Googling around to see if there was any research on whether the scenario in the movie could actually happen, I stumbled on this article from Jeffrey Masters, Director of Meteorology at Google’s Weather Underground.

The Day After Tomorrow: Could it really happen?

The disaster film epic, The Day After Tomorrow™, depicts a world where global warming triggers an abrupt climate change, creating a global superstorm that unleashes unimaginable worldwide weather disasters. In the span of just a few days, tornados devastate Los Angeles, huge hail pounds Tokyo, and colossal tsunamis and blizzards whip New York. Could it really happen? Could global warming really cause such incredible disasters?

Like much science fiction, The Day After Tomorrow is based on some solid scientific fact. Recent scientific discoveries show that the present day climate is unusually stable, and that “normal” climate for Earth is the climate of frequent extreme jumps- — like a light switch flicking on and off. Thus, the popular conception that global warming will lead to a slow and steady increase in temperature that humans can readily adapt to may be incorrect. Global warming could push the climate system past a threshold where a sudden, irreversible climate shift would occur.

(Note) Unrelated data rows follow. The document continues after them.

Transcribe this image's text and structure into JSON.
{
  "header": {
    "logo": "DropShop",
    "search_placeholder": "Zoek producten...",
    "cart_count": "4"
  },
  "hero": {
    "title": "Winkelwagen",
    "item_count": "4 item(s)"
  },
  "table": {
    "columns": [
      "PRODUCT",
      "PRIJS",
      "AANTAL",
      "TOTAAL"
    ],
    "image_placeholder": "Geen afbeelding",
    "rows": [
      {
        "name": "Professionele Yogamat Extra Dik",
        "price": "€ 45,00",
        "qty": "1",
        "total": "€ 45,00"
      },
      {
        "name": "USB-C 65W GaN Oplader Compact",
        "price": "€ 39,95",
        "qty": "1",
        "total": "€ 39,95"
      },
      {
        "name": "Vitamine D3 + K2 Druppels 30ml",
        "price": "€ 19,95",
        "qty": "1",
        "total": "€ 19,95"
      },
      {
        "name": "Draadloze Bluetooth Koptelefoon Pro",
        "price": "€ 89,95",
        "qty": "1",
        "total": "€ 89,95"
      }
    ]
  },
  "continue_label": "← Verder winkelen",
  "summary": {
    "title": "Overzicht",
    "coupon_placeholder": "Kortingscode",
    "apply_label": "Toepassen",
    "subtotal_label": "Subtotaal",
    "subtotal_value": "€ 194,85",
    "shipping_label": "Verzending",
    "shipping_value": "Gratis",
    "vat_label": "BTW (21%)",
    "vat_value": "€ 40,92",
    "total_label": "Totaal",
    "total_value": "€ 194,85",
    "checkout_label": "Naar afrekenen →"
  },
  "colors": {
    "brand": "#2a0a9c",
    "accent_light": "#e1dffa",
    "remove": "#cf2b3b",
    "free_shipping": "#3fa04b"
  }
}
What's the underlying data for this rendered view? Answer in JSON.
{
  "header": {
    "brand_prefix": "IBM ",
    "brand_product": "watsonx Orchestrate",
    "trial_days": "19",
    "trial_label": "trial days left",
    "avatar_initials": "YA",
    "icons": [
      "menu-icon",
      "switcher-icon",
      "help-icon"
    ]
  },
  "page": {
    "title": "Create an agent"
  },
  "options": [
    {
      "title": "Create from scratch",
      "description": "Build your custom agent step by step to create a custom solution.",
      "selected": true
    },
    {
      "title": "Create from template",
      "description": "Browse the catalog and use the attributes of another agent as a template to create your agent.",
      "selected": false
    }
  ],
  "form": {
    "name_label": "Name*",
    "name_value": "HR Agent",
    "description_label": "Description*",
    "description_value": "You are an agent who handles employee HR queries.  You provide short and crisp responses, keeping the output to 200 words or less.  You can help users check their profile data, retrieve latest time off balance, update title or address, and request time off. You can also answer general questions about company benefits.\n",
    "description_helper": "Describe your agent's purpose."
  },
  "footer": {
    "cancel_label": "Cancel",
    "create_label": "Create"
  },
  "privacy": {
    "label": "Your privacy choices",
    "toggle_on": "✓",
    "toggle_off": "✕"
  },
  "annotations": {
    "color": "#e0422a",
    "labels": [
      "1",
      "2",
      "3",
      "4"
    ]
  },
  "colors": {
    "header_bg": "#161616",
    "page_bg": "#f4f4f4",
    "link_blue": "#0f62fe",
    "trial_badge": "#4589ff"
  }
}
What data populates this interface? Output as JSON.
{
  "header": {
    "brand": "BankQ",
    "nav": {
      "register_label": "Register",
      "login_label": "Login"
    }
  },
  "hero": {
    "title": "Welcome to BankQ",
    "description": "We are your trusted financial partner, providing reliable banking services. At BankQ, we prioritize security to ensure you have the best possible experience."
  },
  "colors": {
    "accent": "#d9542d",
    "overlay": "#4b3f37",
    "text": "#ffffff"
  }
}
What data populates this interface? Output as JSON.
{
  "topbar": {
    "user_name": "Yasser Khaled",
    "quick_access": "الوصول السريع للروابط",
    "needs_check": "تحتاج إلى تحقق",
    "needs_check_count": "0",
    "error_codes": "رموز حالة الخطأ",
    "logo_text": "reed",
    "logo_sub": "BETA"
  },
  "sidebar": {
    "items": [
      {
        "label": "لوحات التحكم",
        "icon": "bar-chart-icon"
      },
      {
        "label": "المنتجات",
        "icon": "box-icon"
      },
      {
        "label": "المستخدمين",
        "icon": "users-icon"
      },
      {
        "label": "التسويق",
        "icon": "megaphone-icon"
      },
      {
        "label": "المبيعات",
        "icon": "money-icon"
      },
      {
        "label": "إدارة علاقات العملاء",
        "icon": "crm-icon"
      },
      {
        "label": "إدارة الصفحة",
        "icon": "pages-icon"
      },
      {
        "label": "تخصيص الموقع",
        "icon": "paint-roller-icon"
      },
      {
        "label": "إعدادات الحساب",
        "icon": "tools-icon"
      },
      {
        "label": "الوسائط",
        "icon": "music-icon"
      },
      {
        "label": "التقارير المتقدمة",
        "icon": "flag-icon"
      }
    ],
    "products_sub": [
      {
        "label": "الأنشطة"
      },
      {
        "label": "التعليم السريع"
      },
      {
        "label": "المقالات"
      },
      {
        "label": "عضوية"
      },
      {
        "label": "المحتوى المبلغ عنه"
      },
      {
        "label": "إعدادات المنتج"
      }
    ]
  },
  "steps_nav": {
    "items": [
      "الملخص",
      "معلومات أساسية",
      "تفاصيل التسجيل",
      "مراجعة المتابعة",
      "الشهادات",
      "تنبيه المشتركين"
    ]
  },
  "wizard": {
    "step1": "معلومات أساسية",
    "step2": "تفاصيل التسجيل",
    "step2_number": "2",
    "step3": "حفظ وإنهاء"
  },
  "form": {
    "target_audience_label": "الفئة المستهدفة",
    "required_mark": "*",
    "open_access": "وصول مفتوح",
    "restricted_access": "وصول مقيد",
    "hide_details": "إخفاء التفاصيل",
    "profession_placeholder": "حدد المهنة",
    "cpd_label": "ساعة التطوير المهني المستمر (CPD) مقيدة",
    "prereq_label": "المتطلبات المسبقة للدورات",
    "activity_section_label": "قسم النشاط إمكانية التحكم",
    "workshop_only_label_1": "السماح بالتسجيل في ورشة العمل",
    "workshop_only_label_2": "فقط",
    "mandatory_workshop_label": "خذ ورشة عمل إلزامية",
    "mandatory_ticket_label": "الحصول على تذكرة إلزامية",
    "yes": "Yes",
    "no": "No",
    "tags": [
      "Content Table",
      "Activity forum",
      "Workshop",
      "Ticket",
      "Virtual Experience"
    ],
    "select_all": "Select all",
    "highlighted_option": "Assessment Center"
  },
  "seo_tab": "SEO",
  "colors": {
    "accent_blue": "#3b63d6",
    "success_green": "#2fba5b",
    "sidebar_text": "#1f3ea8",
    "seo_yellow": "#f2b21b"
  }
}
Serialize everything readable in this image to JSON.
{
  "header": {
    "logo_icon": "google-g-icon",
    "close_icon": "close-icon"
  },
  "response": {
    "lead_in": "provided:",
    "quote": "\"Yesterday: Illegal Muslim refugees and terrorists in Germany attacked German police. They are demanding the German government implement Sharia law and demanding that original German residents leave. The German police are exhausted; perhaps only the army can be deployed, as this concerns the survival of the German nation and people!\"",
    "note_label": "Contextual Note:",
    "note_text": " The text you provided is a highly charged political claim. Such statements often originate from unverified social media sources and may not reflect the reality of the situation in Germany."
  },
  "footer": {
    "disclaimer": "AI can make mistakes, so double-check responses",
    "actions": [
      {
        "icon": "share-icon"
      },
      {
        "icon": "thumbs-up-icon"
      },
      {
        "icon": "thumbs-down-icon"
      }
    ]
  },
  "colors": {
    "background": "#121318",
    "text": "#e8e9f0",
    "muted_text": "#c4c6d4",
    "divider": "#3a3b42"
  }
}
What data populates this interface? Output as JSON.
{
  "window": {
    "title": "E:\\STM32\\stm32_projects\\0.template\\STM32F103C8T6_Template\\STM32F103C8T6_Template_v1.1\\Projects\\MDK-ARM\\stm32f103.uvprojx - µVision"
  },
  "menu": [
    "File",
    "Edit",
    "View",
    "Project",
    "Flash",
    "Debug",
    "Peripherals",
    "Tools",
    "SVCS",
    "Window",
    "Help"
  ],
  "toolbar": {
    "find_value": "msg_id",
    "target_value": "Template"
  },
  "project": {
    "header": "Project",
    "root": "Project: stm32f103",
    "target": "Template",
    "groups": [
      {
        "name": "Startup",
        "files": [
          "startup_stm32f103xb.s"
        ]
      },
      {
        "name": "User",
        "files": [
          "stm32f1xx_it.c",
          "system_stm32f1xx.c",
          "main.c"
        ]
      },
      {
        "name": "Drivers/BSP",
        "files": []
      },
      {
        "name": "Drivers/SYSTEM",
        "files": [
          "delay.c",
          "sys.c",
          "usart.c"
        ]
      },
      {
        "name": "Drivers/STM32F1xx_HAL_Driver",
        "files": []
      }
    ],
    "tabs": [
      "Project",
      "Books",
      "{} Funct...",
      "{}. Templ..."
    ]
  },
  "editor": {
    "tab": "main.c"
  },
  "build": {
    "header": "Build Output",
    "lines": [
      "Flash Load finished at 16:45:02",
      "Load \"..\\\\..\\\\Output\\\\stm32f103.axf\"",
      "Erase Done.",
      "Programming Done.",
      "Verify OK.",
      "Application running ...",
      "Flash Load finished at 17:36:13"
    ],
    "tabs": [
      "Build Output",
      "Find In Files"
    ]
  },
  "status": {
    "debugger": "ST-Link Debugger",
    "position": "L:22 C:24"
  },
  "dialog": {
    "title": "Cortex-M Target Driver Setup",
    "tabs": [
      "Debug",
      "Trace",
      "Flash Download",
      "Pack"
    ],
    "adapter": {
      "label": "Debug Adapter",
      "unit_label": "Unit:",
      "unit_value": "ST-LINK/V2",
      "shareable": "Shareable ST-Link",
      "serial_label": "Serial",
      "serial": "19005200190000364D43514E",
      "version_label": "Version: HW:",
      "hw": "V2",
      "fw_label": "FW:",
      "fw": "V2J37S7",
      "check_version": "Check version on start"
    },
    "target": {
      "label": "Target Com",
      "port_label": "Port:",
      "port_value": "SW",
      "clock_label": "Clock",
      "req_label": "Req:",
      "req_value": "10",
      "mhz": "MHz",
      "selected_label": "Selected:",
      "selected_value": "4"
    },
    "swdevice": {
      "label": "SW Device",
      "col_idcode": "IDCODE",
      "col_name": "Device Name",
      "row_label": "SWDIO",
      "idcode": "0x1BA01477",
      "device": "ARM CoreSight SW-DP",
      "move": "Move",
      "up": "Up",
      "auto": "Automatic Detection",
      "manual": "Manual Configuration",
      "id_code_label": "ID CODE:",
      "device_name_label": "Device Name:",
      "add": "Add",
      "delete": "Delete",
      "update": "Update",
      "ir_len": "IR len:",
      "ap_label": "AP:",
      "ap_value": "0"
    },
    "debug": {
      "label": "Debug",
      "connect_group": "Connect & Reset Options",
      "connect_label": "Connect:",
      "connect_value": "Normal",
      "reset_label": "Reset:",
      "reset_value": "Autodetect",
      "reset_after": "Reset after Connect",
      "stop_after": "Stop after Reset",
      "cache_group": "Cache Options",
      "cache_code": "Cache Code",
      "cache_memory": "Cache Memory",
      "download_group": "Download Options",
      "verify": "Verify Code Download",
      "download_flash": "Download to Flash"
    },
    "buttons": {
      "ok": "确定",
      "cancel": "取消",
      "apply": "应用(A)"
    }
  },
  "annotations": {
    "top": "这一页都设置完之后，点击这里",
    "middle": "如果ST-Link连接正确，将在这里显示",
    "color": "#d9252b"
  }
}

This would most likely happen if the increased precipitation and glacial melt water from global warming could flood the North Atlantic with enough fresh water to slow down or even halt the mighty Gulf Stream ocean current. Without the Gulf Stream pumping warm, tropical water to the North Atlantic, average temperatures would cool in Europe and North America by 5°F or more in just a few years- — not enough to trigger a full-fledged ice age, but enough cooling to bring snows in June and killing frosts in July and August to New England and northern Europe, such as occurred in the famed “year without a summer” in 1816.

In addition, shifts in the jet stream pattern would bring about severe droughts and damaging floods in regions unaccustomed to such events, greatly straining global food and water supplies. Climate experts consider a sudden global warming-induced climate shift unlikely in the next 100 years, but do acknowledge their computer models are too crude to know just what the probabilities are.

What? Really?

But wait. There’s more.

The link is now giving me trouble, but Masters goes on to say the climate shift depicted in the movie could not happen and claims the story is based on science fiction by a UFO conspiracy nut. But in another article entitled “The Science of Abrupt Climate Change: Should we be worried?” Masters concludes:

“The historical records shows us that abrupt climate change is not only possible — it is the normal state of affairs. The present warm, stable climate is a rare anomaly. It behooves us to learn as much as we can about the climate system so that we may be able to predict when the next abrupt shift in climate will come. Until we know better when this might happen, it would be wise to stop pouring so much carbon dioxide into the air. A nasty surprise might be lurking just around the corner. In the words of Dr. Wally Broecker, ‘the climate system is an angry beast, and we are poking it.’”

No shit Sherlock. I think it’s about time to fly south for the winter.

© 2014, Glynn Wilson. All rights reserved.